# GOAL OF THE EXERCISE
The response must consist of the complete listing below, reproduced without alteration.

————————

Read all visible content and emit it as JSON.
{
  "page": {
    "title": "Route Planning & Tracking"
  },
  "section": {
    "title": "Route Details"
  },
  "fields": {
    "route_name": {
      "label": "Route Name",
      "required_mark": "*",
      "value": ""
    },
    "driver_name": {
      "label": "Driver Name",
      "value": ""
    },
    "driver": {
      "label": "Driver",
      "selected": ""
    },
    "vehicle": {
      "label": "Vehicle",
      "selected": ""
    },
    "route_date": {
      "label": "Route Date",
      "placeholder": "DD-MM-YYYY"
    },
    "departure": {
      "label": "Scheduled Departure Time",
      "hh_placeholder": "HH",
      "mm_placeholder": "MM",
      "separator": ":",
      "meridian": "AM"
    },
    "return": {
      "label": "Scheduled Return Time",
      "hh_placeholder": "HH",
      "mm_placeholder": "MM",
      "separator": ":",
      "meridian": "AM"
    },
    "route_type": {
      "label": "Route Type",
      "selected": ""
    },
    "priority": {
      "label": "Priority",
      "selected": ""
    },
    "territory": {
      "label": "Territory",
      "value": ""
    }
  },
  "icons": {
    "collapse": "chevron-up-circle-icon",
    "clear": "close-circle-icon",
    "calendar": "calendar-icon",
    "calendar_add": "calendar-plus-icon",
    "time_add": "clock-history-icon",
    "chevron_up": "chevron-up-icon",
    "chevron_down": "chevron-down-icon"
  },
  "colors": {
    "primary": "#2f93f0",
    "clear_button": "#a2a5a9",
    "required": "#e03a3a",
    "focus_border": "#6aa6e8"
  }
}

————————

# RESPONSE
Read all visible content and emit it as JSON.
{
  "page": {
    "title": "Route Planning & Tracking"
  },
  "section": {
    "title": "Route Details"
  },
  "fields": {
    "route_name": {
      "label": "Route Name",
      "required_mark": "*",
      "value": ""
    },
    "driver_name": {
      "label": "Driver Name",
      "value": ""
    },
    "driver": {
      "label": "Driver",
      "selected": ""
    },
    "vehicle": {
      "label": "Vehicle",
      "selected": ""
    },
    "route_date": {
      "label": "Route Date",
      "placeholder": "DD-MM-YYYY"
    },
    "departure": {
      "label": "Scheduled Departure Time",
      "hh_placeholder": "HH",
      "mm_placeholder": "MM",
      "separator": ":",
      "meridian": "AM"
    },
    "return": {
      "label": "Scheduled Return Time",
      "hh_placeholder": "HH",
      "mm_placeholder": "MM",
      "separator": ":",
      "meridian": "AM"
    },
    "route_type": {
      "label": "Route Type",
      "selected": ""
    },
    "priority": {
      "label": "Priority",
      "selected": ""
    },
    "territory": {
      "label": "Territory",
      "value": ""
    }
  },
  "icons": {
    "collapse": "chevron-up-circle-icon",
    "clear": "close-circle-icon",
    "calendar": "calendar-icon",
    "calendar_add": "calendar-plus-icon",
    "time_add": "clock-history-icon",
    "chevron_up": "chevron-up-icon",
    "chevron_down": "chevron-down-icon"
  },
  "colors": {
    "primary": "#2f93f0",
    "clear_button": "#a2a5a9",
    "required": "#e03a3a",
    "focus_border": "#6aa6e8"
  }
}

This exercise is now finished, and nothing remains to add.